Here’s an excerpt of an interview with the creator of Mario, Shigeru Miyamoto. Taken from Miyamoto Shrine’s account of his May 1991, Mario Mania Players Guide interview.
“Q. What were some of the things you thought about when you created Mario?
A. We had to work under technical constraints including the number of pixels and number of colors the Famicom can display. There are many reasons why we drew him the way we did. We gave him a mustache rather than a mouth because that showed up better. We gave him a hat rather than hair because that looked better, too. Mario wears overalls because that shows the movement of his arms, and he’s wearing white gloves because the white contrasts better with the colored backgrounds. These are the technical reasons we made him look the way he does.
Q. So from there you decided to make him a plumber?
A. We wanted him to be a character that works very hard. Also, we wanted him to be shorter than enemy characters and the princesses he rescues. Based on these factors, we decided on his appearance. We always draw the dot character first, and from that, we make other art work, for the package for example.”
The entirety of the Mario character was designed so that Mario would convey motion and be an easily noticeable character. All of this while working within the hardware limitations of a NES console. Mario is not only a character of necessity but an avatar of hardship. In the second question Miyamoto reveals that Mario is created to be a weak but capable character. This is part of the reason why the player normally starts the game as small Mario. Small Mario is the real Mario, the one untainted and unchanged by the Mushroom Kingdom. There is no “Super” and every object in the world is something to wither fear or be a difficult to assail obstacle. This is similar to Superman. When Superman daylights as Clark Kent he’s not himself, he’s in a disguise and is behaving how he believes all people are.

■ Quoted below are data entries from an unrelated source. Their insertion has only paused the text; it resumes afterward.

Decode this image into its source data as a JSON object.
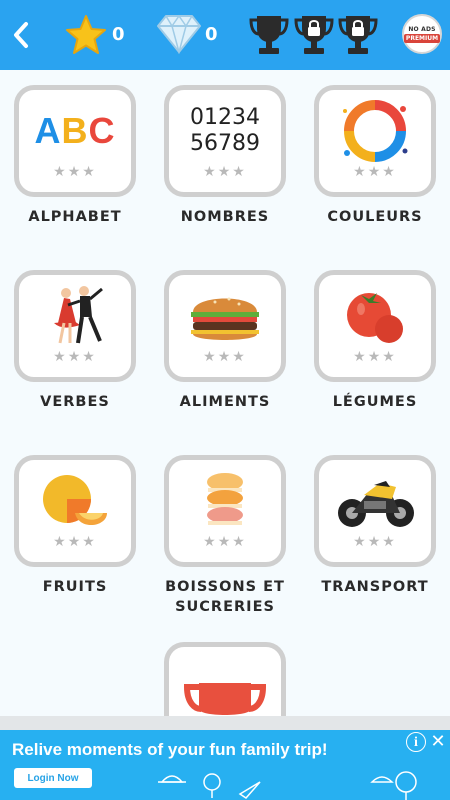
{
  "header": {
    "stars_count": "0",
    "gems_count": "0",
    "no_ads_line1": "NO ADS",
    "no_ads_line2": "PREMIUM"
  },
  "categories": [
    {
      "label": "ALPHABET",
      "icon": "abc-letters-icon",
      "stars": "★★★"
    },
    {
      "label": "NOMBRES",
      "icon": "digits-icon",
      "stars": "★★★"
    },
    {
      "label": "COULEURS",
      "icon": "paint-splash-icon",
      "stars": "★★★"
    },
    {
      "label": "VERBES",
      "icon": "dancers-icon",
      "stars": "★★★"
    },
    {
      "label": "ALIMENTS",
      "icon": "burger-icon",
      "stars": "★★★"
    },
    {
      "label": "LÉGUMES",
      "icon": "tomato-icon",
      "stars": "★★★"
    },
    {
      "label": "FRUITS",
      "icon": "melon-icon",
      "stars": "★★★"
    },
    {
      "label": "BOISSONS ET SUCRERIES",
      "icon": "macaron-icon",
      "stars": "★★★"
    },
    {
      "label": "TRANSPORT",
      "icon": "motorcycle-icon",
      "stars": "★★★"
    }
  ],
  "tile_art": {
    "abc": {
      "a": "A",
      "b": "B",
      "c": "C"
    },
    "digits": {
      "line1": "01234",
      "line2": "56789"
    }
  },
  "ad": {
    "headline": "Relive moments of your fun family trip!",
    "button": "Login Now",
    "info": "i",
    "close": "✕"
  },
  "colors": {
    "header_bg": "#2aa3f0",
    "star": "#f8c21a",
    "tile_border": "#cfcfcf",
    "ad_bg": "#27b0f1"
  }
}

Clumsy, weak and boring. When he wears his Superman suit, the suit made from the fabric of his blankets, he sees himself as his true self.
Many video games function under the guise of the player being weak but being very capable and powerful because of their available resources or special abilities. They’re always victorious in spite of themselves. Like Scrooge McDuck from Duck Tales, a rich old guy with a top hat and a cane running amok all on his own. It’s easier to ignite the players imagination and fun when they play as a less capable character that is truly anything but weak- I guess! How many times has Mario defeated his enemies? Does he have insurance for that clown car?